* _YOUR ASSIGNMENT_
If a line in the records contains the string "soon", show that line.

* _DATA FOR THIS EXERCISE_
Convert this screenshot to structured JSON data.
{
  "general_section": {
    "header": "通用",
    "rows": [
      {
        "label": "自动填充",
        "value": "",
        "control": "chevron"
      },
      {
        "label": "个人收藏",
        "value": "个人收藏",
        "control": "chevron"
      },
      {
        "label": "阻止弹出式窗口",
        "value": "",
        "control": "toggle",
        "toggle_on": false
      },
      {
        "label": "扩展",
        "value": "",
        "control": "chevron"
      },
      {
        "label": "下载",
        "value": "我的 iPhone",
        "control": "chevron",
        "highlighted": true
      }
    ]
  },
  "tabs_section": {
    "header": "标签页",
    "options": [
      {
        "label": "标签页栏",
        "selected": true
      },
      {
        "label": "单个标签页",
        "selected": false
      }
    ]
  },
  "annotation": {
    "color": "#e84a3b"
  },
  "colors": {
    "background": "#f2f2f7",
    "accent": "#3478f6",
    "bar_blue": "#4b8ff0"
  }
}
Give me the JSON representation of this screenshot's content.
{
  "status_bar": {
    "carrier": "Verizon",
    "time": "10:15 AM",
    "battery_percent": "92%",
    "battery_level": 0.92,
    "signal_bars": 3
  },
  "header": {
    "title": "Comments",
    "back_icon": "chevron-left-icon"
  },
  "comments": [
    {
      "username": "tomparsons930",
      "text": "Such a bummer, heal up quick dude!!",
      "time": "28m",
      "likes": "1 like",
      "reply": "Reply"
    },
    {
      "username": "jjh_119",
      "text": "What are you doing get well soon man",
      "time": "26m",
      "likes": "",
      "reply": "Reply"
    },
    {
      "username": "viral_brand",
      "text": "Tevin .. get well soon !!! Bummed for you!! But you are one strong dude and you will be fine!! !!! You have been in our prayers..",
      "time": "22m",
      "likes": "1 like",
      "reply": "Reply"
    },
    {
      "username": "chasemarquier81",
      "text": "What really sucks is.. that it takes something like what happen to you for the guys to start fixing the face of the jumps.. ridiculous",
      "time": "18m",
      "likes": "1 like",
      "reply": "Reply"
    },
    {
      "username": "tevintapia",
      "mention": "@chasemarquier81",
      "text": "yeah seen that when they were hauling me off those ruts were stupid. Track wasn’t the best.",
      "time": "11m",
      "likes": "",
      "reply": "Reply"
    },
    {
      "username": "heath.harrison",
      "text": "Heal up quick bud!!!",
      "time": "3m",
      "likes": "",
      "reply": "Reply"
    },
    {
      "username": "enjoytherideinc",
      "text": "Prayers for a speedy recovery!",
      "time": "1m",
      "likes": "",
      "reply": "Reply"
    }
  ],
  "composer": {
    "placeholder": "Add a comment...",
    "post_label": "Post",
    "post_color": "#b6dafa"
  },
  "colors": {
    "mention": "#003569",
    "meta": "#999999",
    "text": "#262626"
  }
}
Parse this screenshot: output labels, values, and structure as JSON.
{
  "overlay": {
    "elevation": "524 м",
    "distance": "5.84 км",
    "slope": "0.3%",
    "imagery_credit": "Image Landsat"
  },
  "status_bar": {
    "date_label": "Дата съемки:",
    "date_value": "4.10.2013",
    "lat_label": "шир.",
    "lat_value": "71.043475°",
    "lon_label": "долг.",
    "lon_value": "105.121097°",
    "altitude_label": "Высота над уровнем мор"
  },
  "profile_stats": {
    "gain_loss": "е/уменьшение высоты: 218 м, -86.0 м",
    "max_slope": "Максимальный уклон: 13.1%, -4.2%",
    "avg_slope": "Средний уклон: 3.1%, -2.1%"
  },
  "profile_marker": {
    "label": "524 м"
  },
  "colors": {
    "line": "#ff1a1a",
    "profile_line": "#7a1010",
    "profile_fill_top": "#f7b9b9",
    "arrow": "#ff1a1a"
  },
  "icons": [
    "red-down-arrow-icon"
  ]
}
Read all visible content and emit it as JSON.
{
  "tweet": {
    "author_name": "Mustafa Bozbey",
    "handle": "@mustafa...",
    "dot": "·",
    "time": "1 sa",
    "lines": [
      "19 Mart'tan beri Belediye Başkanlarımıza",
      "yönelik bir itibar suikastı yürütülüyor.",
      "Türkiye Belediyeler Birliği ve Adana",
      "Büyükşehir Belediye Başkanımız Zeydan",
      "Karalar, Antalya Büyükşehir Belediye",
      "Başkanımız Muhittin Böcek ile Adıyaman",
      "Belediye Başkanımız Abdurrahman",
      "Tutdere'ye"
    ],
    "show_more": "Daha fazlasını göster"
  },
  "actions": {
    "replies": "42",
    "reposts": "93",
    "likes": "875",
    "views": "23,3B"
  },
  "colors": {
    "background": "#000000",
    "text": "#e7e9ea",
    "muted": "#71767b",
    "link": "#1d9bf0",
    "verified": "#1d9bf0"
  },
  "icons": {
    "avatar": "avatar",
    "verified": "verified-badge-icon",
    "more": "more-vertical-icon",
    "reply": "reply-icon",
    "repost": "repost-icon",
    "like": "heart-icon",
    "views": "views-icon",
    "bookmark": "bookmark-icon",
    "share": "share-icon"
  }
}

* _RESULT OF THIS EXERCISE_
      "text": "What are you doing get well soon man",
      "text": "Tevin .. get well soon !!! Bummed for you!! But you are one strong dude and you will be fine!! !!! You have been in our prayers..",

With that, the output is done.